▶ **Assignment**: Repeat the entries exactly as they appear.
--- Source material ---
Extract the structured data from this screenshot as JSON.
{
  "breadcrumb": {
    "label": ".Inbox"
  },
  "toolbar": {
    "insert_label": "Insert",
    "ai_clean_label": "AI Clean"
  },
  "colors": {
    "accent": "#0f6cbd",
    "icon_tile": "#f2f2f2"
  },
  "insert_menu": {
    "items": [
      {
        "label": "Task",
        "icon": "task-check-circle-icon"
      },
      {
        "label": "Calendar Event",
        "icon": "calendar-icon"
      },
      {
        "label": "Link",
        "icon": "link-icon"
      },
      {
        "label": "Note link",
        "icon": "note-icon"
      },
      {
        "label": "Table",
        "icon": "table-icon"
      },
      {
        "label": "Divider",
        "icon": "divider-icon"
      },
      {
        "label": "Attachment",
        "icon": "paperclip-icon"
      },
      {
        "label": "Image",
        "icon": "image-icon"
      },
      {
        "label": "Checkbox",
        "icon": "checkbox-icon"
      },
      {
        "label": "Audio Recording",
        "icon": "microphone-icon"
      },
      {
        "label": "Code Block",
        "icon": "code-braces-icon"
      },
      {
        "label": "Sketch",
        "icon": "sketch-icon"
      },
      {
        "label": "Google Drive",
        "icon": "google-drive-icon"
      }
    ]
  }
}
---
▶ **Solution for this problem**:
Extract the structured data from this screenshot as JSON.
{
  "breadcrumb": {
    "label": ".Inbox"
  },
  "toolbar": {
    "insert_label": "Insert",
    "ai_clean_label": "AI Clean"
  },
  "colors": {
    "accent": "#0f6cbd",
    "icon_tile": "#f2f2f2"
  },
  "insert_menu": {
    "items": [
      {
        "label": "Task",
        "icon": "task-check-circle-icon"
      },
      {
        "label": "Calendar Event",
        "icon": "calendar-icon"
      },
      {
        "label": "Link",
        "icon": "link-icon"
      },
      {
        "label": "Note link",
        "icon": "note-icon"
      },
      {
        "label": "Table",
        "icon": "table-icon"
      },
      {
        "label": "Divider",
        "icon": "divider-icon"
      },
      {
        "label": "Attachment",
        "icon": "paperclip-icon"
      },
      {
        "label": "Image",
        "icon": "image-icon"
      },
      {
        "label": "Checkbox",
        "icon": "checkbox-icon"
      },
      {
        "label": "Audio Recording",
        "icon": "microphone-icon"
      },
      {
        "label": "Code Block",
        "icon": "code-braces-icon"
      },
      {
        "label": "Sketch",
        "icon": "sketch-icon"
      },
      {
        "label": "Google Drive",
        "icon": "google-drive-icon"
      }
    ]
  }
}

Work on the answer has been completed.